April 12, 2012
Jays pitching picture scary good
By Ken Fidlin, QMI AGENCY
All through spring training, manager John Farrell’s mantra was consistent: the Blue Jays would go as far as their rotation can take them.
That talking point has not changed, and will not change.
Six games into the season, the Jays are 4-2 and their starters, with only a couple of exceptions, appear to have gotten the message.
Other than Ricky Romero’s uncharacteristic hiccup on opening day and rookie Joel Carreno’s nervous reaction to his start in Game 3, the starters have thrown strikes, challenged hitters and relied on their defence. They’ve averaged about 6 1/3 innings per start, with a WHIP under 1.00 and an ERA of 2.63.
Friday, Brandon Morrow, who gave up one hit — a home run — over seven innings in his season debut in Cleveland, will try to get his first win against the Orioles.

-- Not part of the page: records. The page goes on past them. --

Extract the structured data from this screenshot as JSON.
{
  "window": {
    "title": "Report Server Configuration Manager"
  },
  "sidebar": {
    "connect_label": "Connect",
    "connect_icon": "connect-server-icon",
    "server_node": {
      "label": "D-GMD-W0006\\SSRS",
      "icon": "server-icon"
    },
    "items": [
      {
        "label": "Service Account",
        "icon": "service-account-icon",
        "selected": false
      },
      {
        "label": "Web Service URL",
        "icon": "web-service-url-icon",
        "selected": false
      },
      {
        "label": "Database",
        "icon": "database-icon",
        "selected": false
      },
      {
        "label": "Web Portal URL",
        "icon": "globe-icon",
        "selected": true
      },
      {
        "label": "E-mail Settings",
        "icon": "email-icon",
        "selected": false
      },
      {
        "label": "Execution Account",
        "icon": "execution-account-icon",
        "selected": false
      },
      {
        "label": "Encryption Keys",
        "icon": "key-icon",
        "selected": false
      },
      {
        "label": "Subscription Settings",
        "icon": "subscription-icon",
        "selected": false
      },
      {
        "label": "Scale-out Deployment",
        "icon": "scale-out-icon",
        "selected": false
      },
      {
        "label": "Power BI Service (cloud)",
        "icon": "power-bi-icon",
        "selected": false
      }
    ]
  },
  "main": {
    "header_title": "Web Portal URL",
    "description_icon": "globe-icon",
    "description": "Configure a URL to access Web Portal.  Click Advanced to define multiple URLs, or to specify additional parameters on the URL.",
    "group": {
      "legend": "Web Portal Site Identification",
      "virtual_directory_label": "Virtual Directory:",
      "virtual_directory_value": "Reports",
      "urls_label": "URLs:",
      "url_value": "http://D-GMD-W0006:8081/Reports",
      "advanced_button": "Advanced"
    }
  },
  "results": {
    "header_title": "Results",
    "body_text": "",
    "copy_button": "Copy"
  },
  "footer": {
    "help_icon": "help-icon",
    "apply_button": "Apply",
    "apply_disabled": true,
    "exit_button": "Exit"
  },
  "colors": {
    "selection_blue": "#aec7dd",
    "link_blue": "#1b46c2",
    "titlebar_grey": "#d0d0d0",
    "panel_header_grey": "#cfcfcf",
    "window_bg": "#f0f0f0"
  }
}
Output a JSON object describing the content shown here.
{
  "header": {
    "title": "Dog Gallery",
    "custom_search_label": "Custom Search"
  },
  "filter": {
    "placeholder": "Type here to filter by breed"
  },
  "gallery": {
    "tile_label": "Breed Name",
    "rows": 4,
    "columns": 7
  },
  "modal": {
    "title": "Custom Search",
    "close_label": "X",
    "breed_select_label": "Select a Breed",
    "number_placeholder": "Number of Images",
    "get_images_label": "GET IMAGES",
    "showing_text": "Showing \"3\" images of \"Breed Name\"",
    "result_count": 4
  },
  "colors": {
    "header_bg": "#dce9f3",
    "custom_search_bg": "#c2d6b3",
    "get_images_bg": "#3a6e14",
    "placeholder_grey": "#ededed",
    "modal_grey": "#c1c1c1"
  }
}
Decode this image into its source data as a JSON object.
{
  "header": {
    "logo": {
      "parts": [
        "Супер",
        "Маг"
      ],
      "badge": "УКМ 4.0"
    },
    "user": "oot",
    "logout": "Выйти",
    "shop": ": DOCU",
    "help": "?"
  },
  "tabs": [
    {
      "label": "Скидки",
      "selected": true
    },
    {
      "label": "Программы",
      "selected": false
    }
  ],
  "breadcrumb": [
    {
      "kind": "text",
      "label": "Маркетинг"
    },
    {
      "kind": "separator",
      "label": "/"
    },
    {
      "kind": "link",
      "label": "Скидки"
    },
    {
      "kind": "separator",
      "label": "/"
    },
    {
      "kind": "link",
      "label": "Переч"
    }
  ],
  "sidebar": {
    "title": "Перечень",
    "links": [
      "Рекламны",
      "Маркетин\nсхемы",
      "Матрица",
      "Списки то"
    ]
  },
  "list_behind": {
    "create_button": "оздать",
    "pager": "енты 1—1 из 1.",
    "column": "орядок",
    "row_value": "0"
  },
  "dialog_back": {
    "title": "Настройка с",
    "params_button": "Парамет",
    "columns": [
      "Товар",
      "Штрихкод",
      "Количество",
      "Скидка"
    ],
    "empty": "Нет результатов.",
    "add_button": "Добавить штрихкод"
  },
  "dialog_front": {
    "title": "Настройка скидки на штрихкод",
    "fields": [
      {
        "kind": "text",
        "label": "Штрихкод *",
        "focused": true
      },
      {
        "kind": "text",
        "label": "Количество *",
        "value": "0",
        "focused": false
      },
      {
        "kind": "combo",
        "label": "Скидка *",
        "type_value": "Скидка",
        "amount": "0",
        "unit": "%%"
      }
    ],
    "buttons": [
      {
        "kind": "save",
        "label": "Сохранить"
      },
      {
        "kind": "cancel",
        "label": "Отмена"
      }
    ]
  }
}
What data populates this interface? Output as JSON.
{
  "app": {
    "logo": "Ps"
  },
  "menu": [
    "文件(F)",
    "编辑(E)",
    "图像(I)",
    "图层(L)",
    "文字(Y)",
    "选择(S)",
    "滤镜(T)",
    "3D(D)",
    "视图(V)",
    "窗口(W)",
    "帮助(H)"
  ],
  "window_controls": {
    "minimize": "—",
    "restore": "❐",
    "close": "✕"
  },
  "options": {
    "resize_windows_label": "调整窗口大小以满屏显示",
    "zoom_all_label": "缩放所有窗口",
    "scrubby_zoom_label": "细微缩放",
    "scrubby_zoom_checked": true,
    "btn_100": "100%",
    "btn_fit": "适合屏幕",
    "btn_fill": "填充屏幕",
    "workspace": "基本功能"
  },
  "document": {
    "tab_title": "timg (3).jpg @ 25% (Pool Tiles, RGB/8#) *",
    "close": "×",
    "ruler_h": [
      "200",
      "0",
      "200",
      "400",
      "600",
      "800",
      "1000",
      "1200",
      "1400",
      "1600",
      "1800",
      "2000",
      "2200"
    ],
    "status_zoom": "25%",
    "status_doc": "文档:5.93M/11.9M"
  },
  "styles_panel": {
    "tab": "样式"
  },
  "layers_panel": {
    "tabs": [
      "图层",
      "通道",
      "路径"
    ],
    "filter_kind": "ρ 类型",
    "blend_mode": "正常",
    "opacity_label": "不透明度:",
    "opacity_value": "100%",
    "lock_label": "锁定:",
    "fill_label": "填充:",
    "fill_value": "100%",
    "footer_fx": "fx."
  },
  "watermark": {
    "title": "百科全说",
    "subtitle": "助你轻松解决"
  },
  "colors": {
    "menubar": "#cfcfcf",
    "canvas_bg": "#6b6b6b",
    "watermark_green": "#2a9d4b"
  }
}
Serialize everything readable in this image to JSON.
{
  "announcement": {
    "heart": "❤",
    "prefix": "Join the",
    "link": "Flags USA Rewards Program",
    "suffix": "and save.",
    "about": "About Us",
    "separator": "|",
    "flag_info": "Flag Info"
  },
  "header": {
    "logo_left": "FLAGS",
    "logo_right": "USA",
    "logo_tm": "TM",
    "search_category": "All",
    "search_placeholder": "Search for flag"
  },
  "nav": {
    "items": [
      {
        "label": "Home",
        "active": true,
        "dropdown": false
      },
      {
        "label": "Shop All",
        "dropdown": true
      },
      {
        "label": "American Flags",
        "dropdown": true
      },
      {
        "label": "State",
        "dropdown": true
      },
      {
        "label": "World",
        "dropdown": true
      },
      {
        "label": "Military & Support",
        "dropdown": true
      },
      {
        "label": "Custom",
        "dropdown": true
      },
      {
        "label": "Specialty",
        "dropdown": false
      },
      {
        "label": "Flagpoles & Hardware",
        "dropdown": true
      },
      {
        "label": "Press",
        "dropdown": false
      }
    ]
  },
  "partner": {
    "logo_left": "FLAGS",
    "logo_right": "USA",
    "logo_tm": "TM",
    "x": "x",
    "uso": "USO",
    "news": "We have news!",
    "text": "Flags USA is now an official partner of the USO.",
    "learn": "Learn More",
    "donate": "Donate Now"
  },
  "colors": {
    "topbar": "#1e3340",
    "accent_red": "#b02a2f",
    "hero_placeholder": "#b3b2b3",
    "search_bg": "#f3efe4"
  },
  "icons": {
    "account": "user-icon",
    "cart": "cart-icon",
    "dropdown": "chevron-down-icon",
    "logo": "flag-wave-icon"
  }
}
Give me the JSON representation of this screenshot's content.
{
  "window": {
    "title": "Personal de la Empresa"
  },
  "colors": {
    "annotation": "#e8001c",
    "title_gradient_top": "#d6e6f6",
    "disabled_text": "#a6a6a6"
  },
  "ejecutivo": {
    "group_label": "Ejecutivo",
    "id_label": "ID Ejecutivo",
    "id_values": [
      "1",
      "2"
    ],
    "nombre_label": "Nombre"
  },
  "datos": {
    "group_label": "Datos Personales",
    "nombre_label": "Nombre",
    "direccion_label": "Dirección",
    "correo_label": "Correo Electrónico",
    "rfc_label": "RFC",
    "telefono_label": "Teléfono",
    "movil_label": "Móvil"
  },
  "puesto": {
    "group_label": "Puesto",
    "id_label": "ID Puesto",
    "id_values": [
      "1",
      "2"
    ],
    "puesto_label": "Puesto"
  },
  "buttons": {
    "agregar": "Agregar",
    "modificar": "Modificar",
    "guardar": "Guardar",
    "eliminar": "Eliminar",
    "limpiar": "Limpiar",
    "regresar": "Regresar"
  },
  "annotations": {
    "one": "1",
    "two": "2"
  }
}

Despite the relative success of the starting staff so far, it will remain a rather fluid outfit in the coming weeks. Carreno was sent back to Triple A after his start so the bullpen could be expanded to ease the workload that back-to-back season-opening extra-inning games put on the relief corps.
Toronto does not require a fifth starter until Sept. 21 in Kansas City and that assignment could be filled in a number of ways. Aaron Laffey is the probable choice, since he’s experienced and already on the staff. There are other options, whether it is Carreno again, or perhaps one of the Double A prospects — Drew Hutchison, Chad Jenkins, or Deck McGuire. Hutchison and Jenkins are both off to solid starts while McGuire got beat up in his first start, victimized for five home runs in as many innings by a gale blowing out in Trenton.
GM Alex Anthopoulos has said he is unafraid to tap the depths of his minor league pitchers, feeling that several are very close to being ready for the majors.
For a couple of years, the Jays have talked proudly of their stockpile of elite arms but it hit home especially this spring for anyone who visited the minor league complex and saw the multitude of young, quality pitchers. That quality is already asserting itself in the current minor-league season.
Take the Lansing Lugnuts, for example, fourth from the top in the Blue Jay chain. They play in the low class A Midwest League and their pitching staff is a who’s who of major league prospects.
The Lugnuts, through Wednesday’s games, were 6-0 on the season and the pitching staff had an ERA of 1.76 as a unit. Eight of the 13 pitchers who had appeared in games to that point had not allowed a run.
High-end prospects in Lansing include Noah Syndergaard, 19, Anthony DeSclafani, 21, Justin Nicolino, 20, Aaron Sanchez, 19 and Jesse Hernandez, 23. With the exception of Hernandez, those young arms are being stretched out slowly and are being piggy-backed in games. Syndergaard is paired with DeSclafani; Nicolino with Sanchez. Right now, they are limited to three innings each, per game.
Syndergaard and Sanchez have both been clocked at 99 mph this spring.
“Those poor kids,” said assistant GM Tony LaCava, shaking his head and thinking about Lansing’s opponents. “One night they get Syndergaard and DeSclafani. The next night they get Sanchez and Nicolino.”
Between them, those four pitchers have tossed 18 innings, allowed 10 hits, six walks, just one earned run, with 24 strikeouts. It is entirely possible that any or all of them could blow through this level and through Dunedin (high class A) this season.
The Jays have three other short-season teams (Gulf Coast, Bluefield and Vancouver) which begin play in June. As they wait for those seasons to begin, the club has 104 players in extended spring training in Dunedin, working out and playing informal games against teams from other major-league camps. That doesn’t account for the kids in the Dominican Republic who will play for the Blue Jays-sponsored club in the Dominican summer league.
Once those short-season class A teams are populated, the Jays will be ready to bring in this year’s draft class, yet to be selected in the June draft.
Up until just a few years ago, the entire Toronto farm system accounted for, maybe, 150 players tops. Now, in addition to the full rosters at Las Vegas, New Hampshire, Dunedin and Lansing, they have more than 100 biding their time in Florida with as many as 50 more to come from the draft.
In the recently-signed collective bargaining agreement, the signing deadline for players selected in the June draft was moved ahead by more than a month, from Aug. 15 to July 13. That should prove to be better for everybody and allow late signees to join teams and start their pro careers faster than in the past.
The smart players have always known that the quicker they sign, the quicker they can start moving up the professional ladder. In Toronto’s case that is a ladder laden with talent. It’s only a matter of time before it starts to pay off at the big-league level.